Study finds small, mostly-male schools are less likely to have sexual assault policies
April 20, 2017
A new research paper highlights the wide variation in definitions of consent at universities across the United States.
According to Sarah Treves-Kagan, MPH, a doctoral student in the Department of Health Behavior at the UNC Gillings School of Global Public Health and co-author of the study, most colleges and universities (93 percent) do have a policy against sexual assault, many of which (87.6 percent) define consent. Some schools, however, have significantly more comprehensive definitions than others.
“Consent lies at the crux of clearly defining sex versus sexual assault,” Treves-Kagan said. “Using explicit definitions is a critical step in addressing sexual assault on college campuses.”
The full article, titled “Sexual Assault Policies and Consent Definitions: A Nationally Representative Investigation of United States Colleges and Universities,” was published online April 17 by the Journal of School Violence.

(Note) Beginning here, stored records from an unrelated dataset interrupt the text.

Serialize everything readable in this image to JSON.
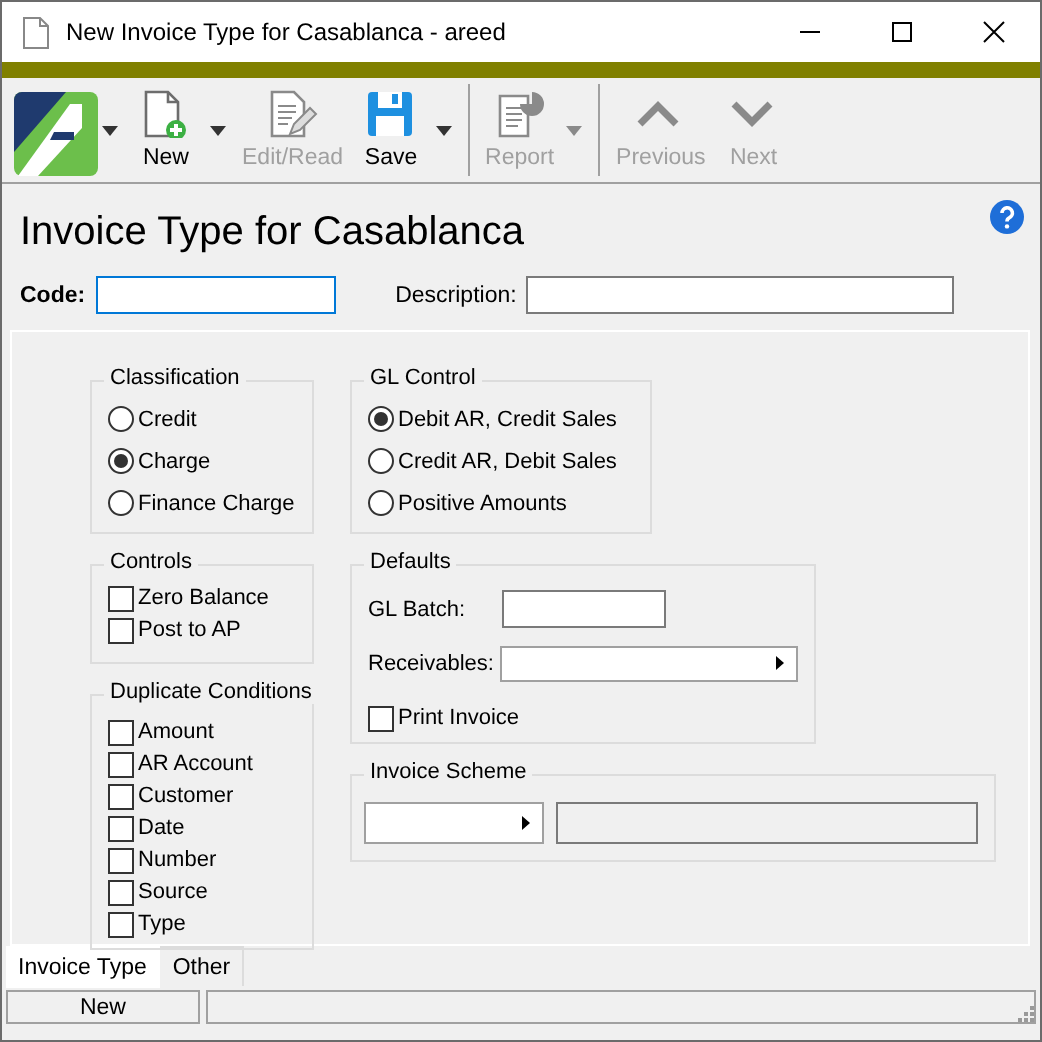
{
  "window": {
    "title": "New Invoice Type for Casablanca - areed"
  },
  "toolbar": [
    {
      "kind": "logo",
      "has_menu": true
    },
    {
      "kind": "new",
      "label": "New",
      "disabled": false,
      "has_menu": true
    },
    {
      "kind": "edit",
      "label": "Edit/Read",
      "disabled": true,
      "has_menu": false
    },
    {
      "kind": "save",
      "label": "Save",
      "disabled": false,
      "has_menu": true
    },
    {
      "kind": "separator"
    },
    {
      "kind": "report",
      "label": "Report",
      "disabled": true,
      "has_menu": true
    },
    {
      "kind": "separator"
    },
    {
      "kind": "previous",
      "label": "Previous",
      "disabled": true,
      "has_menu": false
    },
    {
      "kind": "next",
      "label": "Next",
      "disabled": true,
      "has_menu": false
    }
  ],
  "heading": "Invoice Type for Casablanca",
  "code": {
    "label": "Code:"
  },
  "description": {
    "label": "Description:"
  },
  "classification": {
    "title": "Classification",
    "options": [
      {
        "label": "Credit",
        "selected": false
      },
      {
        "label": "Charge",
        "selected": true
      },
      {
        "label": "Finance Charge",
        "selected": false
      }
    ]
  },
  "gl_control": {
    "title": "GL Control",
    "options": [
      {
        "label": "Debit AR, Credit Sales",
        "selected": true
      },
      {
        "label": "Credit AR, Debit Sales",
        "selected": false
      },
      {
        "label": "Positive Amounts",
        "selected": false
      }
    ]
  },
  "controls": {
    "title": "Controls",
    "items": [
      {
        "label": "Zero Balance",
        "checked": false
      },
      {
        "label": "Post to AP",
        "checked": false
      }
    ]
  },
  "defaults": {
    "title": "Defaults",
    "gl_batch_label": "GL Batch:",
    "receivables_label": "Receivables:",
    "print_invoice": {
      "label": "Print Invoice",
      "checked": false
    }
  },
  "duplicate_conditions": {
    "title": "Duplicate Conditions",
    "items": [
      {
        "label": "Amount",
        "checked": false
      },
      {
        "label": "AR Account",
        "checked": false
      },
      {
        "label": "Customer",
        "checked": false
      },
      {
        "label": "Date",
        "checked": false
      },
      {
        "label": "Number",
        "checked": false
      },
      {
        "label": "Source",
        "checked": false
      },
      {
        "label": "Type",
        "checked": false
      }
    ]
  },
  "invoice_scheme": {
    "title": "Invoice Scheme"
  },
  "tabs": [
    {
      "label": "Invoice Type",
      "selected": true
    },
    {
      "label": "Other",
      "selected": false
    }
  ],
  "status_bar": {
    "mode": "New"
  }
}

The student-led research was an interdisciplinary project conducted by student and faculty members of UNC’s Gender Based Violence Research Group (GBVRG).

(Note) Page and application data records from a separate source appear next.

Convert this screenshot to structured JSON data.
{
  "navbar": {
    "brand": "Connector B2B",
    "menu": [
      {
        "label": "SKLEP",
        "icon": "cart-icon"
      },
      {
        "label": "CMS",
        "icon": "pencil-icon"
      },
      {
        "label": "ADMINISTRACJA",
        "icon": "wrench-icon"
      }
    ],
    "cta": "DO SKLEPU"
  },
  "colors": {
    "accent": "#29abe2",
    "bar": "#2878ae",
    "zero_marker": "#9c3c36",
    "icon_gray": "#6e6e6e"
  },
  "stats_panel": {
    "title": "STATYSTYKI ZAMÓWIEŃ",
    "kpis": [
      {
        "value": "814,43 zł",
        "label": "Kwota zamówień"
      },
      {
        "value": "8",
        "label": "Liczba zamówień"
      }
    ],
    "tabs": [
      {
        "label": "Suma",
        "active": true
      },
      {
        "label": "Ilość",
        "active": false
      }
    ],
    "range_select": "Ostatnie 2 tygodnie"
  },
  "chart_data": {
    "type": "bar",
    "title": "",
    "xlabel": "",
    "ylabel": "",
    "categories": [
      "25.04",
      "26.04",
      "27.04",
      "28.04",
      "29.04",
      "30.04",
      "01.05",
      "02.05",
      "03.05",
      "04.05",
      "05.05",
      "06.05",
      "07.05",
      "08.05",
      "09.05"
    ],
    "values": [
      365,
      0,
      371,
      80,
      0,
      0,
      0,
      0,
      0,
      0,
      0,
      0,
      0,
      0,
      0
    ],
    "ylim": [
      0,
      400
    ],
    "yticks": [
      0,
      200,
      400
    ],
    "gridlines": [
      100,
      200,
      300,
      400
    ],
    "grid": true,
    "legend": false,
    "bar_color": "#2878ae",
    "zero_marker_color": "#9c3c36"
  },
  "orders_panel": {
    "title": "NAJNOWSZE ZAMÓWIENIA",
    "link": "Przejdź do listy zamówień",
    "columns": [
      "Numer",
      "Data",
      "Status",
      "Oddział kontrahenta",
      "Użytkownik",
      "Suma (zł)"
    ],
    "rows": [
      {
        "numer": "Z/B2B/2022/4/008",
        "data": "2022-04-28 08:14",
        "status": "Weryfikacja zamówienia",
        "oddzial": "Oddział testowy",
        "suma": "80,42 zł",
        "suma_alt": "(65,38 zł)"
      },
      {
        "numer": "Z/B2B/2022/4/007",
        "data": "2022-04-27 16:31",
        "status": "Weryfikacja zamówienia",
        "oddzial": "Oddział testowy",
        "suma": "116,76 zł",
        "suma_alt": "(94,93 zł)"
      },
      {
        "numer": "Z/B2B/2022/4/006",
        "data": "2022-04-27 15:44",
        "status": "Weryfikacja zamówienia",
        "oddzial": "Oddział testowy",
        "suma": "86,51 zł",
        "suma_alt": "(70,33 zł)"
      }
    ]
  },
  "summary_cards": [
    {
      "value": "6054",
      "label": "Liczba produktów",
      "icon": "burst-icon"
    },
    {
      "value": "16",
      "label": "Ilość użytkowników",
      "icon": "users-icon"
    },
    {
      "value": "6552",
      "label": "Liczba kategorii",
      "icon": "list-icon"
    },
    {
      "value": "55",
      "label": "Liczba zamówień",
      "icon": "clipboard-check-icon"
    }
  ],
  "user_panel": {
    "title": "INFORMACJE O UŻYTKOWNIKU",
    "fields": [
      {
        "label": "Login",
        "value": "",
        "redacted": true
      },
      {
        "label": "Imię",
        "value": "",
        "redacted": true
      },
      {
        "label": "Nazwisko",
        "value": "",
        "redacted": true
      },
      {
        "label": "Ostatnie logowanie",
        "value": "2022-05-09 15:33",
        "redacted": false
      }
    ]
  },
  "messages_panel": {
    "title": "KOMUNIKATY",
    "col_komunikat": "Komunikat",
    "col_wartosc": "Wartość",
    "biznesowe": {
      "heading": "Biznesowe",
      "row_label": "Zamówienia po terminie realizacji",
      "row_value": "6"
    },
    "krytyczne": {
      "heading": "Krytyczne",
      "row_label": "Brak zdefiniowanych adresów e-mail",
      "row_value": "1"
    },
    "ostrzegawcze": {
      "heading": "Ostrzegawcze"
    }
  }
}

The study assessed 995 college and university websites to identify the types of schools that are less likely to have sexual assault policies or consent definitions in place. These institutions included several smaller, private universities and universities with a majority of male students.
The GBVRG research team hopes the results will help direct future efforts to expand the number of universities that have clear sexual assault policies and consent definitions on the books.

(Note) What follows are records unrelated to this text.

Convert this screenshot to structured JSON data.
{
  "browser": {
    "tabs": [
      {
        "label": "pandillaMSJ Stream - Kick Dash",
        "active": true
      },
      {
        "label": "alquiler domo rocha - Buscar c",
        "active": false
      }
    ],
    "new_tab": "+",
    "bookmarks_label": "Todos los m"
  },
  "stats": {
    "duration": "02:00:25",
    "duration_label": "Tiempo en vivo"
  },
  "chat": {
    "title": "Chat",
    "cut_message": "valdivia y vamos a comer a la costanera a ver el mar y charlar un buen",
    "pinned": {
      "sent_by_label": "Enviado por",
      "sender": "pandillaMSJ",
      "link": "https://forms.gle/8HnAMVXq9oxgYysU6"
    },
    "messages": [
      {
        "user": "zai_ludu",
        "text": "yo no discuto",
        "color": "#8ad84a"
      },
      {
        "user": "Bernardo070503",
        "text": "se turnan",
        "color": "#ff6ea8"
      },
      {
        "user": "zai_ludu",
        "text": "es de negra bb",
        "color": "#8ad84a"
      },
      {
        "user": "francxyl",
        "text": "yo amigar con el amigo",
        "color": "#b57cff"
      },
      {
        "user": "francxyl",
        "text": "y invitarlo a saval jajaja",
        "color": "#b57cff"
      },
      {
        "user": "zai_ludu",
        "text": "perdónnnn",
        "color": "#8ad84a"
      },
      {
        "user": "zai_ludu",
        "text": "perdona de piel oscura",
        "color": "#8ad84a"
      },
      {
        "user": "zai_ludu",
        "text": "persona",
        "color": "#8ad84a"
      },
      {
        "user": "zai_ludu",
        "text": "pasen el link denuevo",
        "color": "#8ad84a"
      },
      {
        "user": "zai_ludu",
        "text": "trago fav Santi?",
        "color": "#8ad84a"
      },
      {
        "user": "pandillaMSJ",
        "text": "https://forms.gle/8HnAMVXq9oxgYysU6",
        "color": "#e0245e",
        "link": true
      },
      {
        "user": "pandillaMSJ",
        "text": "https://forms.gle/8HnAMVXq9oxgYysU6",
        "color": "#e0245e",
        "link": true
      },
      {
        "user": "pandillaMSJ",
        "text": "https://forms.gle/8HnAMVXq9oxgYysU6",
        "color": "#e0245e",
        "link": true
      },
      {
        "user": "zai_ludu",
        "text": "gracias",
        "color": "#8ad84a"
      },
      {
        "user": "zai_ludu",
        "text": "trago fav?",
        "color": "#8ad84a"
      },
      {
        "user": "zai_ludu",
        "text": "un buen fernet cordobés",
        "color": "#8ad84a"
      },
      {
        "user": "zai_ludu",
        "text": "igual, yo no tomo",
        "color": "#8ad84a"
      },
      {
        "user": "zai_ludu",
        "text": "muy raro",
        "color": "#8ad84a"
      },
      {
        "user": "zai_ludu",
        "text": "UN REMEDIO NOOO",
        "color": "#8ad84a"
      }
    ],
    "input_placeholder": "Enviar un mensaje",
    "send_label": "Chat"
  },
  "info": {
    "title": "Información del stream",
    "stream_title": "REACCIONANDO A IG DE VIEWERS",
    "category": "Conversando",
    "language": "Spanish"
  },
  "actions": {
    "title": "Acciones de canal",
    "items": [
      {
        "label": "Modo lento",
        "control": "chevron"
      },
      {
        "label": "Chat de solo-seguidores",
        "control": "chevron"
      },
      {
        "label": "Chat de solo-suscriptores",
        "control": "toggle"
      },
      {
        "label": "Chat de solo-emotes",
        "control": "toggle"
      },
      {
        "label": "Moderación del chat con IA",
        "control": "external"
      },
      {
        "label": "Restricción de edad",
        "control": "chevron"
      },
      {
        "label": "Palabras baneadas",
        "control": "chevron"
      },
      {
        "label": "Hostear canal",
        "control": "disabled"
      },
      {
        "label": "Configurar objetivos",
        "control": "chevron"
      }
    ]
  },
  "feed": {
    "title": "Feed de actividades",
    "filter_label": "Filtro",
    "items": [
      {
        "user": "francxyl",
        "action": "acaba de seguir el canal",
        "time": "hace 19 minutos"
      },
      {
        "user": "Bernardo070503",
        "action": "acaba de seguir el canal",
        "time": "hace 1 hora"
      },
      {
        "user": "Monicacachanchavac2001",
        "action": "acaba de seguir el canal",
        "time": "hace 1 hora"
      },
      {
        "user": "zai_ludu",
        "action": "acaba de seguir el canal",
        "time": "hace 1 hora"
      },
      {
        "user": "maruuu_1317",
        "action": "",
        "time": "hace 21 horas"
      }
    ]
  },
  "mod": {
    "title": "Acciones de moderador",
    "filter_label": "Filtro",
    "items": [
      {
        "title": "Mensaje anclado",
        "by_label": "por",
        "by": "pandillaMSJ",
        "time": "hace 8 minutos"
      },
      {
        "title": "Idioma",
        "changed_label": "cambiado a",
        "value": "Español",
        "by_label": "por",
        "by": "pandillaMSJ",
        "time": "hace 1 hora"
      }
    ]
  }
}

“There is still a lot to learn about how to craft the best policies to reduce the prevalence of sexual violence on college campuses,” Treves-Kagan said. “A critical component of improving these policies will be to continue collecting data about sexual assault on college campuses and examining trends over time.”
The article’s first author is Laurie Graham, MSW, a student in UNC’s School of Social Work. Additional co-authors from the Gillings School include Kathryn E. Moracco, PhD, and J. Michael Bowling, PhD, in the Department of Health Behavior; Erin P. Magee, MPH, and Sandra L. Martin, PhD, in the Department of Maternal and Child Health; and Stephanie M. DeLong, MPH, in the Department of Epidemiology. Other co-authors represent UNC’s School of Social Work, the Injury Prevention Research Center and RTI International.